At approximately 5 p.m. Pacific time on January 9, 2018, we received a report from Frans Rosén of Detectify outlining a method of exploiting some shared hosting infrastructures to obtain certificates for domains he did not control, by making use of the ACME TLS-SNI-01 challenge type. We quickly confirmed the issue and mitigated it by entirely disabling TLS-SNI-01 validation in Let’s Encrypt. We’re grateful to Frans for finding this issue and reporting it to us.
We’d like to describe the issue and our plans for possibly re-enabling TLS-SNI-01 support.
In the ACME protocol’s TLS-SNI-01 challenge, the ACME server (the CA) validates a domain name by generating a random token and communicating it to the ACME client. The ACME client uses that token to create a self-signed certificate with a specific, invalid hostname (for example, 773c7d.13445a.acme.invalid), and configures the web server on the domain name being validated to serve that certificate. The ACME server then looks up the domain name’s IP address, initiates a TLS connection, and sends the specific .acme.invalid hostname in the SNI extension. If the response is a self-signed certificate containing that hostname, the ACME client is considered to be in control of the domain name, and will be allowed to issue certificates for it.
However, Frans noticed that at least two large hosting providers combine two properties that together violate the assumptions behind TLS-SNI:
- Many users are hosted on the same IP address, and
- Users have the ability to upload certificates for arbitrary names without proving domain control.
When both are true of a hosting provider, an attack is possible. Suppose example.com’s DNS is pointed at the same shared hosting IP address as a site controlled by the attacker. The attacker can run an ACME client to get a TLS-SNI-01 challenge, then install their .acme.invalid certificate on the hosting provider. When the ACME server looks up example.com, it will connect to the hosting provider’s IP address and use SNI to request the .acme.invalid hostname. The hosting provider will serve the certificate uploaded by the attacker.
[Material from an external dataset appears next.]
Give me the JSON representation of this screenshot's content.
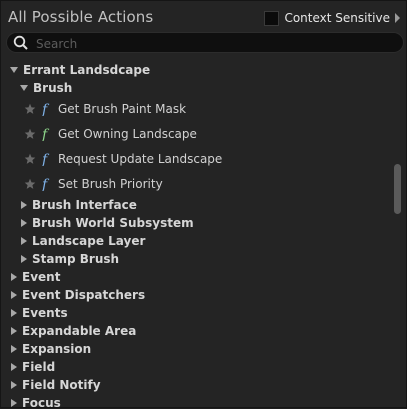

The ACME server will then consider the attacker’s ACME client authorized to issue certificates for example.com, and be willing to issue a certificate for example.com even though the attacker doesn’t actually control it.
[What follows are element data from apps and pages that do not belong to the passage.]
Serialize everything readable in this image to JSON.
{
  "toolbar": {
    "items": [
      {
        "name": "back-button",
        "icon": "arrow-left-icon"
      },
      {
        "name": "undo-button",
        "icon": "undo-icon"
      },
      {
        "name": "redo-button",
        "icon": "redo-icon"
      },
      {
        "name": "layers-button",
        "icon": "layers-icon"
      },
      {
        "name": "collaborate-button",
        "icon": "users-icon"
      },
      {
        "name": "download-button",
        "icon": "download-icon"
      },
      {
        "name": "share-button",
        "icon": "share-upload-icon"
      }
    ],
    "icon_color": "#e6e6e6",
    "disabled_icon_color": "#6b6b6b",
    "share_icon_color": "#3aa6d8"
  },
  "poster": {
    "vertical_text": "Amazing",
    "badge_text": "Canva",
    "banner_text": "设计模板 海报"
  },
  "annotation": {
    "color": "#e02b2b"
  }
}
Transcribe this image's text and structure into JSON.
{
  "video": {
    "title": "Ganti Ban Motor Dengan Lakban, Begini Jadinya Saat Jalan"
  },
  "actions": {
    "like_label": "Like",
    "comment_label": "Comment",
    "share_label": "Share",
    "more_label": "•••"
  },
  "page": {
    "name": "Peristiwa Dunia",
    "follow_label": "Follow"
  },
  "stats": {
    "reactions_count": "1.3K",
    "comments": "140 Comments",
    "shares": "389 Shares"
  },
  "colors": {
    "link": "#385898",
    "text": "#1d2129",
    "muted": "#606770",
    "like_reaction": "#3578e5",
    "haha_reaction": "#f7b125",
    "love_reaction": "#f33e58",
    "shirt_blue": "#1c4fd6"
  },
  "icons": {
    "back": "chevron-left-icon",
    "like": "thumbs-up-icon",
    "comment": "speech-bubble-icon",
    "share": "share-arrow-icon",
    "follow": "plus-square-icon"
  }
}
This issue only affects domain names that use hosting providers with the above combination of properties. It is independent of whether the hosting provider itself acts as an ACME client. It applies equally to TLS-SNI-02.
Shortly after the issue was reported, we disabled TLS-SNI-01 in Let’s Encrypt. However, a large number of people and organizations use the TLS-SNI-01 challenge type to get certificates. It’s important that we restore service if possible, though we will only do so if we’re confident that the TLS-SNI-01 challenge type is sufficiently secure.
At this time, we believe that the issue can be addressed by having certain services providers implement stronger controls for domains hosted on their infrastructure. We have been in touch with the providers we know to be affected, and mitigations will start being deployed for their systems shortly.
Over the next 48 hours we will be building a list of vulnerable providers and their associated IP addresses. Our tentative plan, once the list is completed, is to re-enable the TLS-SNI-01 challenge type with vulnerable providers blocked from using it.
We’re also going to be soliciting feedback on our plans from our community, partners and other PKI stakeholders prior to re-enabling the TLS-SNI-01 challenge. There is a lot to consider here and we’re looking forward to feedback.
We will post more information and details as our plans progress.
Update #1: We have decided to re-enable the TLS-SNI-01 challenge for certain major providers who are known not to have issues while we investigate re-enabling TLS-SNI-01 in general. We’re doing this as a safe way to restore service faster for a large number of sites.